*** Opening EXCERPTED RECORDS ***

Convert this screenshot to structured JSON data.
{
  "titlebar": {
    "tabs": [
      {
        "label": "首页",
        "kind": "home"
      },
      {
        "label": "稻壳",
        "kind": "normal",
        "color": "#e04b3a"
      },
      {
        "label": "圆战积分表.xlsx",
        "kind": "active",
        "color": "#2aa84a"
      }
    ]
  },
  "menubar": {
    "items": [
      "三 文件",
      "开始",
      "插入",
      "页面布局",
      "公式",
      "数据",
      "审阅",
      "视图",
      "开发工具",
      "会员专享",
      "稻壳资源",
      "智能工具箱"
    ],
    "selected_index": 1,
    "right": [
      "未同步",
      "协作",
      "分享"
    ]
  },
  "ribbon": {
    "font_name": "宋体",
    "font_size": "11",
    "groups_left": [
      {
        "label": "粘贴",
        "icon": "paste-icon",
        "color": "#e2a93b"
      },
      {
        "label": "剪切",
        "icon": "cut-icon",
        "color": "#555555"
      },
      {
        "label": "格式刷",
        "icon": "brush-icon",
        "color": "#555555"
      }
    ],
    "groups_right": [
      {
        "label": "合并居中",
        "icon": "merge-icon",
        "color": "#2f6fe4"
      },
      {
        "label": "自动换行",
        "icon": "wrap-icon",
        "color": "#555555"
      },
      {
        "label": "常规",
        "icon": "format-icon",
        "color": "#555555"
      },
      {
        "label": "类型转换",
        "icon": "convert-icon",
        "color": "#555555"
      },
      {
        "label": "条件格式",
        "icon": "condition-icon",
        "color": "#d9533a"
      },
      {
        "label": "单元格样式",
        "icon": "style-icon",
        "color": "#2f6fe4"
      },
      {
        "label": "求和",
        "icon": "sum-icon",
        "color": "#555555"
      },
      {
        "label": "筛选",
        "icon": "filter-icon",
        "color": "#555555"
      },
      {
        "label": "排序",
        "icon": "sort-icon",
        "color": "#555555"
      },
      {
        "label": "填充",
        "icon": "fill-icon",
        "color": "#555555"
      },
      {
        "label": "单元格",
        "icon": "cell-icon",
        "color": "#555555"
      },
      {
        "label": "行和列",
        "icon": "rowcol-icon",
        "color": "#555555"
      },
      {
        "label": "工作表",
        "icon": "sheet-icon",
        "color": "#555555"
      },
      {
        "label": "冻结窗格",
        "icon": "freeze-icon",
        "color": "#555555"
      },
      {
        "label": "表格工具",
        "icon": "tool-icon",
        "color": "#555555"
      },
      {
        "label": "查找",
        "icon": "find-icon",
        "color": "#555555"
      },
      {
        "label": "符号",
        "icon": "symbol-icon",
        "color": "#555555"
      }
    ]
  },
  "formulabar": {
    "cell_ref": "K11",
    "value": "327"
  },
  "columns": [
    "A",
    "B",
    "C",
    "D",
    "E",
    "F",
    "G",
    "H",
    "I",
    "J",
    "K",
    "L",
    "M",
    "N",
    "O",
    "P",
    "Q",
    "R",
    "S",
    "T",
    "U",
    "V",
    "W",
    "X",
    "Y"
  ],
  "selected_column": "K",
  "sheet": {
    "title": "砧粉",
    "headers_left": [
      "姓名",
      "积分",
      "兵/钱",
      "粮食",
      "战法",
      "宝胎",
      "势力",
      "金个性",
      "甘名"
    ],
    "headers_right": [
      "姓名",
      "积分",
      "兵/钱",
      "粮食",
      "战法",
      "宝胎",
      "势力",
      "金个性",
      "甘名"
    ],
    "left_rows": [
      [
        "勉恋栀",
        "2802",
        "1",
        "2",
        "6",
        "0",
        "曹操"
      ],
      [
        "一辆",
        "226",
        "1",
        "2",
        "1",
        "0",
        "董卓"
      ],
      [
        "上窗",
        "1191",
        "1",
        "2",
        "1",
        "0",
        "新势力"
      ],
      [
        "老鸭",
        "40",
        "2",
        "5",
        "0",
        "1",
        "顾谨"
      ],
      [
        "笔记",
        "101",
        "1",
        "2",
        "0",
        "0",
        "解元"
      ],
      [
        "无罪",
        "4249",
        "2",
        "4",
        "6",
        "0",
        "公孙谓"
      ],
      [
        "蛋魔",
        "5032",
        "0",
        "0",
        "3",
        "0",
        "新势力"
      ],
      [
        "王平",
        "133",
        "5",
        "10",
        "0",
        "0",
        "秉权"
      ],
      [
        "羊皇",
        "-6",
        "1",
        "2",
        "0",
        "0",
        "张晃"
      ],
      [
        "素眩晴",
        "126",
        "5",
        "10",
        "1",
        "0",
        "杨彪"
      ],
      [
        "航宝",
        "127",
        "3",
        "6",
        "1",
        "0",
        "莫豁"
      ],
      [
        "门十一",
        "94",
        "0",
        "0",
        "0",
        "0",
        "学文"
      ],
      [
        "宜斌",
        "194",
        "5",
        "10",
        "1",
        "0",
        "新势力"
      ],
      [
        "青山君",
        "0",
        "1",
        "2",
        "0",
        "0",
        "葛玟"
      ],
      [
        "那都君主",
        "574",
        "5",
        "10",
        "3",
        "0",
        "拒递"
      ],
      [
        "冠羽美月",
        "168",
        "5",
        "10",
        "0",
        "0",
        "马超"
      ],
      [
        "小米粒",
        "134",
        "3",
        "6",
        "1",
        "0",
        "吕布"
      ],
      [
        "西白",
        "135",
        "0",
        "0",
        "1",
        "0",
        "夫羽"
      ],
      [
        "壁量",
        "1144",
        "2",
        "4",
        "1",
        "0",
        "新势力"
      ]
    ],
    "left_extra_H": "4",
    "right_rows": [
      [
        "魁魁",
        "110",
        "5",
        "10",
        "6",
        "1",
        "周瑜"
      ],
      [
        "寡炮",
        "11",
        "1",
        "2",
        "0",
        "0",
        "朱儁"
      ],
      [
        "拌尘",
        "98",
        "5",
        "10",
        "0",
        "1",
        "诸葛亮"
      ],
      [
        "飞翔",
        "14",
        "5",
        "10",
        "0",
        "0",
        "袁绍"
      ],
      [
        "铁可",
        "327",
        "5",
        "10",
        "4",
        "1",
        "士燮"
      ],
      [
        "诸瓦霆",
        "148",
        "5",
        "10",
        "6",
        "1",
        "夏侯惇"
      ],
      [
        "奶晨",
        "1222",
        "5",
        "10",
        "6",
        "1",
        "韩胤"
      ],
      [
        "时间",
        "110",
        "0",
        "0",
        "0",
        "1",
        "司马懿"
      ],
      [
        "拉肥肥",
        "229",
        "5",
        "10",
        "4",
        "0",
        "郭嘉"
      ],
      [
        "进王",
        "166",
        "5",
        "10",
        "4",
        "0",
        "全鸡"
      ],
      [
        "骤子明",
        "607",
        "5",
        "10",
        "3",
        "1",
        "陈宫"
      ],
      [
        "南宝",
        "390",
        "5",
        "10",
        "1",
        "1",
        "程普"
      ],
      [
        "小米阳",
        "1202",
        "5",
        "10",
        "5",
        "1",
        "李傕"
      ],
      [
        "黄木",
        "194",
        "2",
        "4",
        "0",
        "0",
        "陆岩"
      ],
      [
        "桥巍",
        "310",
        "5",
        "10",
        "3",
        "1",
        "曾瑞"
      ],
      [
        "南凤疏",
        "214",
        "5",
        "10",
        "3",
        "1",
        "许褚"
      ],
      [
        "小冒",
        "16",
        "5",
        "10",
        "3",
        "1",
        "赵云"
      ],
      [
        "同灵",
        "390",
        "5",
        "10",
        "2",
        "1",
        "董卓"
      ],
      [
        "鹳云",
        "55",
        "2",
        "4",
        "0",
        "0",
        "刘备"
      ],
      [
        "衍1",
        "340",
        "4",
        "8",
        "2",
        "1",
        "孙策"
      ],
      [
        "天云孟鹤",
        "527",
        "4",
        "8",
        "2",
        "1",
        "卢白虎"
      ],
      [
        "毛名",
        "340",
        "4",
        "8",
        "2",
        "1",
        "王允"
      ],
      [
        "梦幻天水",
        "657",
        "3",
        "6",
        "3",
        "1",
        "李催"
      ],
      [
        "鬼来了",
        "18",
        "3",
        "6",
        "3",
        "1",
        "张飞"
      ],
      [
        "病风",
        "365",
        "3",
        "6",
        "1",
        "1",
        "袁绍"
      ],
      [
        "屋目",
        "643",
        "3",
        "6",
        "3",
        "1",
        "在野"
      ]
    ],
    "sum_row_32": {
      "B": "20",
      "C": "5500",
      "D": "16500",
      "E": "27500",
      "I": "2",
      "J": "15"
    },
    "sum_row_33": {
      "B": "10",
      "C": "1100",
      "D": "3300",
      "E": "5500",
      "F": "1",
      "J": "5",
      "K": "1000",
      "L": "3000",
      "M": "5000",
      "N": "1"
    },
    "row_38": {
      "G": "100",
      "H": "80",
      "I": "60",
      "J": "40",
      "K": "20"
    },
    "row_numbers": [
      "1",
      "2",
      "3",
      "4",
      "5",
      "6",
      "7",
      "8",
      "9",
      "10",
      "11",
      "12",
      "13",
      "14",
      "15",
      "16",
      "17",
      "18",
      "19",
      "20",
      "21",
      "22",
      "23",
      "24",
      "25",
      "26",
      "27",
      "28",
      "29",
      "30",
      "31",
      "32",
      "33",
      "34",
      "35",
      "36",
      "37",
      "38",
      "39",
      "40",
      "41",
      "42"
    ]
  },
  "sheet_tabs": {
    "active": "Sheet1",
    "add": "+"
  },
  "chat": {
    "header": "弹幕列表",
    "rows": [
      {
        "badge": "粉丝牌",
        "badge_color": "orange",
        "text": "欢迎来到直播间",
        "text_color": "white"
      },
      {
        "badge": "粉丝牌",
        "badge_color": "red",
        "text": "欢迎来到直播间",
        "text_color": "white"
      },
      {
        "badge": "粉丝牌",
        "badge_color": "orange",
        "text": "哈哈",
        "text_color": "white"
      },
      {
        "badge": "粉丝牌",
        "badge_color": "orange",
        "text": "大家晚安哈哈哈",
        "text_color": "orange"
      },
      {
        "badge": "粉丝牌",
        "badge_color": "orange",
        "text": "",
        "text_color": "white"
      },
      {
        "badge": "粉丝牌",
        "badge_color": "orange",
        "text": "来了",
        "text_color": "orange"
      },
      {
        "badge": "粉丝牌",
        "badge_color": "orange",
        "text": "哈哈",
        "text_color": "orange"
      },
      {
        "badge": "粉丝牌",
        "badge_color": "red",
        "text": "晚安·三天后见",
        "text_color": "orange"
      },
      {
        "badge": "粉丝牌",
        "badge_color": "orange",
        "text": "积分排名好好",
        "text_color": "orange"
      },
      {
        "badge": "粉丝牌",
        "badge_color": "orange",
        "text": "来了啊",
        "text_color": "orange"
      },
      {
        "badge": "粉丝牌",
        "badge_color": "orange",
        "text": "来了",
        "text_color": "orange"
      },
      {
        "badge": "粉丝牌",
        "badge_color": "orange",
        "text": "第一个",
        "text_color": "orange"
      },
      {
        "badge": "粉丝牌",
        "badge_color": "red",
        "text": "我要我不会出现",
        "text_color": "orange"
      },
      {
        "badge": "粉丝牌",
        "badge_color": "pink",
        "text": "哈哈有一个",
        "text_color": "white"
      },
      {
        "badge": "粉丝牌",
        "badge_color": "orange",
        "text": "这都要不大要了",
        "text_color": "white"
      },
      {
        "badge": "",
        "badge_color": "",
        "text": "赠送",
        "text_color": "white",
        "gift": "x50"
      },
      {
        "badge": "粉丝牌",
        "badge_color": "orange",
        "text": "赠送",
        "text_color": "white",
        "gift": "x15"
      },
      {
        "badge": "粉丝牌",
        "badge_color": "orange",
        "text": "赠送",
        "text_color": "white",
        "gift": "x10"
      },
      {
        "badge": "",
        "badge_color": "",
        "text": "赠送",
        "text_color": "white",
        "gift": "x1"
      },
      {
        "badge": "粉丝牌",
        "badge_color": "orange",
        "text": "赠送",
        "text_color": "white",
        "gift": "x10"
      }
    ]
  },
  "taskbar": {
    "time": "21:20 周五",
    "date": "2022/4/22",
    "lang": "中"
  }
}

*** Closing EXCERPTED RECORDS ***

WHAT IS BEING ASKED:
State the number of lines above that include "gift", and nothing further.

RESPONSE TO THIS EXERCISE:
5